The extract makes interesting reading in the light of the poorly educated unskilled being rusted on Coalition supporters for its educational policies. I'm unsure why that is so.

Jones says that:

The age of the information revolution — which should have been an instrument of personal liberation and an explosion of creativity — has seen public policy dominated by managerialism, the "public good" replaced by "private benefit", the decline of sustained critical debate on issues, leading to gross oversimplification, the relentless dumbing down of mass media (linked with the cult of celebrity), substance abuse, the rise of fundamentalism and an assault on reason.The "knowledge revolution" ought to have been a countervailing force: in practice it has been the vector of change.

Succinct and sharp. But he takes it no further. That's the disappointment. It is also unclear what is meant by the "knowledge revolution" as distinct from the information revolution.

Jones goes on to say that many liberals in the social democratic tradition:

believed, and still continue to hope, that public education would be an instrument for personal and societal transformation. But education often seems to entrench or reinforce existing abilities, or disabilities, advantages or disadvantages.

Maybe the social democrats were asking too much of a free public eduction-- that would also be an education for personal responsibility-- as a driver of progressive social change. Jones could have explored how the internet and personal computers have transformed education in terms of making students both more autonomous and more connected to the public issues of the day. They have enabled an education outside of the school.

| Posted by Gary Sauer-Thompson at 10:11 AM | | Comments (1)

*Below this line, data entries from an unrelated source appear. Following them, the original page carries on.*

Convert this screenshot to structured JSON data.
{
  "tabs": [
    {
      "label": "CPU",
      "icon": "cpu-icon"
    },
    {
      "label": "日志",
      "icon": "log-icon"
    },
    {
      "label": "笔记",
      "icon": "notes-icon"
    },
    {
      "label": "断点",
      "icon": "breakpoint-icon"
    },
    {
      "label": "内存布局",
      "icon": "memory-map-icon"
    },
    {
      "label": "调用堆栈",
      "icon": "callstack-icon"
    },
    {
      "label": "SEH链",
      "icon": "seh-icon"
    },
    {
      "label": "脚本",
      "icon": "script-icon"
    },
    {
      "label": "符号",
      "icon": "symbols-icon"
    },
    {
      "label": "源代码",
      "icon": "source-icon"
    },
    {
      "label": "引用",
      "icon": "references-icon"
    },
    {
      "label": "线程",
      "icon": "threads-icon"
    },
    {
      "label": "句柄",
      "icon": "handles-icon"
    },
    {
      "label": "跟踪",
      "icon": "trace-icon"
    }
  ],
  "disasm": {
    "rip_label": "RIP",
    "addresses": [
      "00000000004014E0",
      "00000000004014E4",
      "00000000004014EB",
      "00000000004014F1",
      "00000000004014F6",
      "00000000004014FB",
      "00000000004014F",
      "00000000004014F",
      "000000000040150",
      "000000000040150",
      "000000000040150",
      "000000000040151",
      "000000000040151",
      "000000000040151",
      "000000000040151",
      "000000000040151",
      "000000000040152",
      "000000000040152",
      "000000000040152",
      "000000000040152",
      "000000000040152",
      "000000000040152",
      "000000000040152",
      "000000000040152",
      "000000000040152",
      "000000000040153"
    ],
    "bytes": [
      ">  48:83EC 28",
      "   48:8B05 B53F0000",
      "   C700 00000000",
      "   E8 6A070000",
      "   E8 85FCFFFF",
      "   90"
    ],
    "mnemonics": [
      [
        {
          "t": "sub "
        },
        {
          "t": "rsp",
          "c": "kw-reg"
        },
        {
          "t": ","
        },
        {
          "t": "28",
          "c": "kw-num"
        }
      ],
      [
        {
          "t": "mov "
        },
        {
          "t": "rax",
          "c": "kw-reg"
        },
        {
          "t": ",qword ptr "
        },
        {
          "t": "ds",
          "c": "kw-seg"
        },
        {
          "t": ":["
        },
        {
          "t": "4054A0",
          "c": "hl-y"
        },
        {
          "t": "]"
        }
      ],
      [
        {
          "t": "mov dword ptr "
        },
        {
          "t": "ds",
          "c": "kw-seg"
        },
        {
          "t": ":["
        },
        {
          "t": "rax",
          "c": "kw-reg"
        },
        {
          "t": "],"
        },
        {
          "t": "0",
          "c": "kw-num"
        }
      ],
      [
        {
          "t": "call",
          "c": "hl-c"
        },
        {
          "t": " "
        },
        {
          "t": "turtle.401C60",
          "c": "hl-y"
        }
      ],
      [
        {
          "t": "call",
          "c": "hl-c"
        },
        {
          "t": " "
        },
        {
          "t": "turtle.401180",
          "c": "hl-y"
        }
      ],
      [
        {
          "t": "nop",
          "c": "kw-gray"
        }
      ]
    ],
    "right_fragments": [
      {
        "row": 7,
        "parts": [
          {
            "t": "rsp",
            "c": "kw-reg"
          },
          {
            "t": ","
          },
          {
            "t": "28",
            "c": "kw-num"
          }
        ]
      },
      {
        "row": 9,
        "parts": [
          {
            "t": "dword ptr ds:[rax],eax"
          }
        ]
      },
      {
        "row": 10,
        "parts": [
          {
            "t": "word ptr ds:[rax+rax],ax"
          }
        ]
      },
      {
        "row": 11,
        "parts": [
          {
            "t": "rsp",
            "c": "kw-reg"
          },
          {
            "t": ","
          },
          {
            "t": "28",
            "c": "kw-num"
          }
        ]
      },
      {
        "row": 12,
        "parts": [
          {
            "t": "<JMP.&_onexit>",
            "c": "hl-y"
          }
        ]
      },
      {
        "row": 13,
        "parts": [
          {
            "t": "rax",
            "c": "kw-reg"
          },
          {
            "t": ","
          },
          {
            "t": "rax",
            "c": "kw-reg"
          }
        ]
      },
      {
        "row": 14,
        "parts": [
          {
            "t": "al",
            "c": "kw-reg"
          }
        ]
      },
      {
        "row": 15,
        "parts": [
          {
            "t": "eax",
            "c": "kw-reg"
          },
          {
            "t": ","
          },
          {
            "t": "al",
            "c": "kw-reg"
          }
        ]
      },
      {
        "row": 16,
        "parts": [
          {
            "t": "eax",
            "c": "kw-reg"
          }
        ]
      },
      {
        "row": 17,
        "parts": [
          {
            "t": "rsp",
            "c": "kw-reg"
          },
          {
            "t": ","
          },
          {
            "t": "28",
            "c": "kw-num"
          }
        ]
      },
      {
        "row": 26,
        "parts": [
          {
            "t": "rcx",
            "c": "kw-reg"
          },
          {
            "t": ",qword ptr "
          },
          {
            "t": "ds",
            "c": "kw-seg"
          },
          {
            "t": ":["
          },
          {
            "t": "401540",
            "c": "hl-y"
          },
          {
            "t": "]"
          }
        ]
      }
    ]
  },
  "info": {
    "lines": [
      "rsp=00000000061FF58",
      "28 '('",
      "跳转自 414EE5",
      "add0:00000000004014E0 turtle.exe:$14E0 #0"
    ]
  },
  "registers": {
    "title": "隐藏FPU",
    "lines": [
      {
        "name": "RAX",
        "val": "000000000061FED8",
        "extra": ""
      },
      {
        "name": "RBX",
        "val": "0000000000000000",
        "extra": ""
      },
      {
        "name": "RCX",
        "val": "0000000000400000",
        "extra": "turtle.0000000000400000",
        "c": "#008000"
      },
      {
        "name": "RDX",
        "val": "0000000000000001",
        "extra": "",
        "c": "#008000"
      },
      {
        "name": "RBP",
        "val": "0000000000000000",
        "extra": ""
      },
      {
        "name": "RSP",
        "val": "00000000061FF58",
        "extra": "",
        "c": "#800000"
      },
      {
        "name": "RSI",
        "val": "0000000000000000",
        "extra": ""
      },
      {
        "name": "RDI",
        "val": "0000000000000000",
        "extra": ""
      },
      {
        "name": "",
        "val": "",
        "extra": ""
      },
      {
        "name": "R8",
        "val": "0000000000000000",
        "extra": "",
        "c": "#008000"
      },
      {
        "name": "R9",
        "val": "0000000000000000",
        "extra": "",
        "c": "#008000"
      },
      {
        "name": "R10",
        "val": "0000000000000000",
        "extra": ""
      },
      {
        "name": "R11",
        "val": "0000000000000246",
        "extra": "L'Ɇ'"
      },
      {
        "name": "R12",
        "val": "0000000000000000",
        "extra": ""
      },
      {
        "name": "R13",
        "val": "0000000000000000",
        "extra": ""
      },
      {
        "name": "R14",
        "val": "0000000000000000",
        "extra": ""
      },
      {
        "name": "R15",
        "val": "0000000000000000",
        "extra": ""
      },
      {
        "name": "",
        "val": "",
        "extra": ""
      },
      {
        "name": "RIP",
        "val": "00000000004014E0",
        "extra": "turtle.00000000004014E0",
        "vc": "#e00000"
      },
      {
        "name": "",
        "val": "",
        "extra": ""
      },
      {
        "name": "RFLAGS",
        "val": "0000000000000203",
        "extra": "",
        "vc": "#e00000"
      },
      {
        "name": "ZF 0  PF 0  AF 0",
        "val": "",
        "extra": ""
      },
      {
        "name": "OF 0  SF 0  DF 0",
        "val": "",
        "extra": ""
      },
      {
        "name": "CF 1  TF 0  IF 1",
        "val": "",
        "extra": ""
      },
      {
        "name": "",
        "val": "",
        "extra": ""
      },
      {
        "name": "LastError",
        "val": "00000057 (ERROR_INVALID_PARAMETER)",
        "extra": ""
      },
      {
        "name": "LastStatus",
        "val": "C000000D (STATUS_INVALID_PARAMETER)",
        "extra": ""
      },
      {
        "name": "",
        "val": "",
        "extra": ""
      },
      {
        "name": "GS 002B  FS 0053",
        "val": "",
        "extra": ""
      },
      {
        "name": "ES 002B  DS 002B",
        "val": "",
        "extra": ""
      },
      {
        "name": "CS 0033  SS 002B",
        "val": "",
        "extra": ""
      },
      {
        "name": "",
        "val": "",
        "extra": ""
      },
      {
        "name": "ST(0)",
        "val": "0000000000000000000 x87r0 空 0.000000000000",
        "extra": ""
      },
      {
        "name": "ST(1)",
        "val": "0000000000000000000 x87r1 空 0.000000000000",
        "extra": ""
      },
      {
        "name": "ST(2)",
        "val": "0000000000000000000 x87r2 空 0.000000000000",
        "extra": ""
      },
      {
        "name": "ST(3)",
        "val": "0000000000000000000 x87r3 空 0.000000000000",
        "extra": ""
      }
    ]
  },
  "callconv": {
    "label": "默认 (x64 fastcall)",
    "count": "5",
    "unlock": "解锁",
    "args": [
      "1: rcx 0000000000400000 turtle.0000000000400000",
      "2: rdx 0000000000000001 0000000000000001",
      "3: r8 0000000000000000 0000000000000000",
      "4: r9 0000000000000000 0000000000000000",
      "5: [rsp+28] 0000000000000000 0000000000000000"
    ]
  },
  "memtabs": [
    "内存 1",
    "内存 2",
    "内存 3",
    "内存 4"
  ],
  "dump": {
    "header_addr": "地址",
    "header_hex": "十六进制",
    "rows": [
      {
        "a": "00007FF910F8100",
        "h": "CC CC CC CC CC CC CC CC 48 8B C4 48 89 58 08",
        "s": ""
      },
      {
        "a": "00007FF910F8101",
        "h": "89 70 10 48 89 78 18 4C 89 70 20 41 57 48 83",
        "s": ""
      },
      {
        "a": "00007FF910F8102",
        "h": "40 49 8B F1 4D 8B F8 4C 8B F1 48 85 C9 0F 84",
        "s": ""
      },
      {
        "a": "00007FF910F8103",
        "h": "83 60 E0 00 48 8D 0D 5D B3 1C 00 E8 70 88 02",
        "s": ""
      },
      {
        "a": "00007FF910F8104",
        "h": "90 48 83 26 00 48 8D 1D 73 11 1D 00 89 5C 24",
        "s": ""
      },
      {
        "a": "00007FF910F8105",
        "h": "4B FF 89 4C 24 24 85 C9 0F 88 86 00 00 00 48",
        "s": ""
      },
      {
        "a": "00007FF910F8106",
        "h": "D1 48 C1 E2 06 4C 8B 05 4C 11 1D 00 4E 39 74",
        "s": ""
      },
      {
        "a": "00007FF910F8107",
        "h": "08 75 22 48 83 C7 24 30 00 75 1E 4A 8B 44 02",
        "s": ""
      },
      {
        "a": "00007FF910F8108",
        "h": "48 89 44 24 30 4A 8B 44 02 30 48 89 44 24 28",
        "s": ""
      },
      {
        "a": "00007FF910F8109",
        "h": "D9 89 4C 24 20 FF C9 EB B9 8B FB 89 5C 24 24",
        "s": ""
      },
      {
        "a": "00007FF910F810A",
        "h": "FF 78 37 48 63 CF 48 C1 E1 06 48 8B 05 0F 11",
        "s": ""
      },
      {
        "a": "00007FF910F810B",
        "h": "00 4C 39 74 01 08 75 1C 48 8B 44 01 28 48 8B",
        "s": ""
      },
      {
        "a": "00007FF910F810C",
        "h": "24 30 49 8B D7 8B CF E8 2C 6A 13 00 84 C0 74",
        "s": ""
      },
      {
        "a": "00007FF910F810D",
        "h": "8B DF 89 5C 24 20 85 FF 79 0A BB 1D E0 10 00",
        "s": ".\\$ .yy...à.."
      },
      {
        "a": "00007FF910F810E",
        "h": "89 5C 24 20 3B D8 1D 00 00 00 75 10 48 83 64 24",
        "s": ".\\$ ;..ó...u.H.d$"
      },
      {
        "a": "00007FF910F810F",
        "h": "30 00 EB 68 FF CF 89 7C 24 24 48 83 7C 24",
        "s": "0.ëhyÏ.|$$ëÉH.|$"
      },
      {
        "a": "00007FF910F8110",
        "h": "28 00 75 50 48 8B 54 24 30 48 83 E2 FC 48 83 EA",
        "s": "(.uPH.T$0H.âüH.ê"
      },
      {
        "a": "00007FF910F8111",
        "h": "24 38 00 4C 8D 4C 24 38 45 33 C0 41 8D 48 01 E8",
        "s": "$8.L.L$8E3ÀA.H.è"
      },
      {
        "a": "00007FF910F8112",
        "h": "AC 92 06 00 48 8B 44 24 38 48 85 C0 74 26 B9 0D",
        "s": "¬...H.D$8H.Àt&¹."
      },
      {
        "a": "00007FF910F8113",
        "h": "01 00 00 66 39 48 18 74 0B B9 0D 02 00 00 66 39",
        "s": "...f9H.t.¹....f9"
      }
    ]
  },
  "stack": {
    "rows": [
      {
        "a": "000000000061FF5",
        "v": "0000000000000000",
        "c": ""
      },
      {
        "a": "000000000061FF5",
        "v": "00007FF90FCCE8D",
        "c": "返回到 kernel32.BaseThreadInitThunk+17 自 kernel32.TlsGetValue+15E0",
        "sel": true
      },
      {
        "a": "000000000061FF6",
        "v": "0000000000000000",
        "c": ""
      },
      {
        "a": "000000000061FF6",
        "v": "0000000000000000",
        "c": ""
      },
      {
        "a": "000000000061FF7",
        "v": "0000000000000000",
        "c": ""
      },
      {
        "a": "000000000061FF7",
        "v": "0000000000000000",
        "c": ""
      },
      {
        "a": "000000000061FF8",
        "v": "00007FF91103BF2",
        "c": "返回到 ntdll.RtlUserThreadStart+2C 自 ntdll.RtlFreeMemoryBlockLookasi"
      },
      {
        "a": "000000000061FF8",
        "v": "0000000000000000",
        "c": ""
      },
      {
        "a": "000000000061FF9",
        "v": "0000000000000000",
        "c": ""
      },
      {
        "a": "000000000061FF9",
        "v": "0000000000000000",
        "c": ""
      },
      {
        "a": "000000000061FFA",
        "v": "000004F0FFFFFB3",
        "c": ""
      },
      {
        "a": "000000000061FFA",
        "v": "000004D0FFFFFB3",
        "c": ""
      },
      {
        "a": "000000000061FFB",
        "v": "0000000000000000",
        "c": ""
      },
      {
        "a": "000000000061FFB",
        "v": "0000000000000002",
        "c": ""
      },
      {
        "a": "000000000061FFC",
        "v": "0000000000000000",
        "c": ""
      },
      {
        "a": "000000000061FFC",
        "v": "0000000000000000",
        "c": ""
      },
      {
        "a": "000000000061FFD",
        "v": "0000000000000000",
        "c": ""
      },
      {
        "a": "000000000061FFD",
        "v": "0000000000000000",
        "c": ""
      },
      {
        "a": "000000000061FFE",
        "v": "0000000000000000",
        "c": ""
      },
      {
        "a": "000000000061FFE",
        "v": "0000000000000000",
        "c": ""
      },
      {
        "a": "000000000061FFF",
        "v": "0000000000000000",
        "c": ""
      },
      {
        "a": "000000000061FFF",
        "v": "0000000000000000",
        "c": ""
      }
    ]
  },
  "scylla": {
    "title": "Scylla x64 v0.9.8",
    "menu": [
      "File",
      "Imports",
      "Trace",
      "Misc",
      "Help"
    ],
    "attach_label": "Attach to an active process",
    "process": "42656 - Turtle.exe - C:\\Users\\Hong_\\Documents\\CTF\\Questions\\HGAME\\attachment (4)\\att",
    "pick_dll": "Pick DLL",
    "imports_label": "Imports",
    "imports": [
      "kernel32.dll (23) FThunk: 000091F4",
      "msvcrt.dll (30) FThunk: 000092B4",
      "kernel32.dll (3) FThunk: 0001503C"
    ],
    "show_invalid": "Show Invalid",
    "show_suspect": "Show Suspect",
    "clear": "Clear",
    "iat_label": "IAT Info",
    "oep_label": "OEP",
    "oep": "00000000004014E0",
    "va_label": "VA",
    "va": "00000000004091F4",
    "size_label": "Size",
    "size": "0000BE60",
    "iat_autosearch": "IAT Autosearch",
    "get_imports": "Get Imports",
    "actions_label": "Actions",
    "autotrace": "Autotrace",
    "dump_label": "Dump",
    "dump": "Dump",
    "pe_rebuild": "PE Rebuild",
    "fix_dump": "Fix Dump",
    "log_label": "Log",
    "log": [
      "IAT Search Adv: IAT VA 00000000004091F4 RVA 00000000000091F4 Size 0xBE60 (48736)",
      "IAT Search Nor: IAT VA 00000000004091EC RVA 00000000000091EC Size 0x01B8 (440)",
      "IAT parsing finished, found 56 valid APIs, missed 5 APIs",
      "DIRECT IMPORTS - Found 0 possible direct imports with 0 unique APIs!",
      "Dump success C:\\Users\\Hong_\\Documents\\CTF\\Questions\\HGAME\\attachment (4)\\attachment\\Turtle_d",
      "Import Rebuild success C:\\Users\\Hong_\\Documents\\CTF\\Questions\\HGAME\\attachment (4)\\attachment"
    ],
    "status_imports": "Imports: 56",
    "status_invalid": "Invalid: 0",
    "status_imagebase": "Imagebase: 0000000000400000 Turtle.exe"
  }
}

Certain things will always baffle me about election 2004.
The obvious one would be the undermining of Latham by Lennon and the Tasmanian CFMEU forestry division, and others skulking in the background.
But closely following closely would be the media's and electorate's response to Latham's forthright attempt to restore fairness to the education system.
What should have been a rallying cry, not just for Laborists but anyone fond of Democracy in Australia, became a killing ground for the ALP's and democracy's aspirations.